* _YOUR TASK_
Write each entry out once more, please, precisely as shown.

* _AVAILABLE DATA_
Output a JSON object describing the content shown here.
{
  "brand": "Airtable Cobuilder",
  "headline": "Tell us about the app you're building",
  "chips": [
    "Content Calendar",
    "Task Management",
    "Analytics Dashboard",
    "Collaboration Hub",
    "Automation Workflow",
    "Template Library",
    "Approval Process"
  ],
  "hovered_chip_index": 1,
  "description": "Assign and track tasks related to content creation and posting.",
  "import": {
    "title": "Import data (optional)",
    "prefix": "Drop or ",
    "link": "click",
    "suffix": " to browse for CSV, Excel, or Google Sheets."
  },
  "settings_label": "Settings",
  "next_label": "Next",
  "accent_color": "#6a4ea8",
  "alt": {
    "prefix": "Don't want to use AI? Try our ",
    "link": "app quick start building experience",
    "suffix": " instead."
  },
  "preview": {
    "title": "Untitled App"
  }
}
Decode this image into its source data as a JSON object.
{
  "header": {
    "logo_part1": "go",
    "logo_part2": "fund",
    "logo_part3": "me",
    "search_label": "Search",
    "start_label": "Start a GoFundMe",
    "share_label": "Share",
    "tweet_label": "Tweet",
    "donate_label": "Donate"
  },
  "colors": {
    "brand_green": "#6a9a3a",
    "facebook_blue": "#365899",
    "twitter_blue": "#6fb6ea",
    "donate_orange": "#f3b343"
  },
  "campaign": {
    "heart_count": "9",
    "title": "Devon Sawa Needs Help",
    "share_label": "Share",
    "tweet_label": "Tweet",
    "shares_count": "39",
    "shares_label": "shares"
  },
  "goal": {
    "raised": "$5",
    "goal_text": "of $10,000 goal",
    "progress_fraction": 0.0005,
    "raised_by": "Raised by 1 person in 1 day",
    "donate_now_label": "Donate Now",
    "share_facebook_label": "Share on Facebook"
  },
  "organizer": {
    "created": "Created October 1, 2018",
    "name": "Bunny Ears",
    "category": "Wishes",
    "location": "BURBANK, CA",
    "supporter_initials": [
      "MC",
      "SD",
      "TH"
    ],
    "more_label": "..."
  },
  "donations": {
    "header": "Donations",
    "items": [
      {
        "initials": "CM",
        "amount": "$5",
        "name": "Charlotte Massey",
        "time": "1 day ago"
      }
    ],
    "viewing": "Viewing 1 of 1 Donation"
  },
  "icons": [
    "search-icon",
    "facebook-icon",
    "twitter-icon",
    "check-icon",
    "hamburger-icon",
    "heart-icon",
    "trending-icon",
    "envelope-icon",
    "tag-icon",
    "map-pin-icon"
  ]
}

* _SOLUTION TO THIS TASK_
Output a JSON object describing the content shown here.
{
  "brand": "Airtable Cobuilder",
  "headline": "Tell us about the app you're building",
  "chips": [
    "Content Calendar",
    "Task Management",
    "Analytics Dashboard",
    "Collaboration Hub",
    "Automation Workflow",
    "Template Library",
    "Approval Process"
  ],
  "hovered_chip_index": 1,
  "description": "Assign and track tasks related to content creation and posting.",
  "import": {
    "title": "Import data (optional)",
    "prefix": "Drop or ",
    "link": "click",
    "suffix": " to browse for CSV, Excel, or Google Sheets."
  },
  "settings_label": "Settings",
  "next_label": "Next",
  "accent_color": "#6a4ea8",
  "alt": {
    "prefix": "Don't want to use AI? Try our ",
    "link": "app quick start building experience",
    "suffix": " instead."
  },
  "preview": {
    "title": "Untitled App"
  }
}
Decode this image into its source data as a JSON object.
{
  "header": {
    "logo_part1": "go",
    "logo_part2": "fund",
    "logo_part3": "me",
    "search_label": "Search",
    "start_label": "Start a GoFundMe",
    "share_label": "Share",
    "tweet_label": "Tweet",
    "donate_label": "Donate"
  },
  "colors": {
    "brand_green": "#6a9a3a",
    "facebook_blue": "#365899",
    "twitter_blue": "#6fb6ea",
    "donate_orange": "#f3b343"
  },
  "campaign": {
    "heart_count": "9",
    "title": "Devon Sawa Needs Help",
    "share_label": "Share",
    "tweet_label": "Tweet",
    "shares_count": "39",
    "shares_label": "shares"
  },
  "goal": {
    "raised": "$5",
    "goal_text": "of $10,000 goal",
    "progress_fraction": 0.0005,
    "raised_by": "Raised by 1 person in 1 day",
    "donate_now_label": "Donate Now",
    "share_facebook_label": "Share on Facebook"
  },
  "organizer": {
    "created": "Created October 1, 2018",
    "name": "Bunny Ears",
    "category": "Wishes",
    "location": "BURBANK, CA",
    "supporter_initials": [
      "MC",
      "SD",
      "TH"
    ],
    "more_label": "..."
  },
  "donations": {
    "header": "Donations",
    "items": [
      {
        "initials": "CM",
        "amount": "$5",
        "name": "Charlotte Massey",
        "time": "1 day ago"
      }
    ],
    "viewing": "Viewing 1 of 1 Donation"
  },
  "icons": [
    "search-icon",
    "facebook-icon",
    "twitter-icon",
    "check-icon",
    "hamburger-icon",
    "heart-icon",
    "trending-icon",
    "envelope-icon",
    "tag-icon",
    "map-pin-icon"
  ]
}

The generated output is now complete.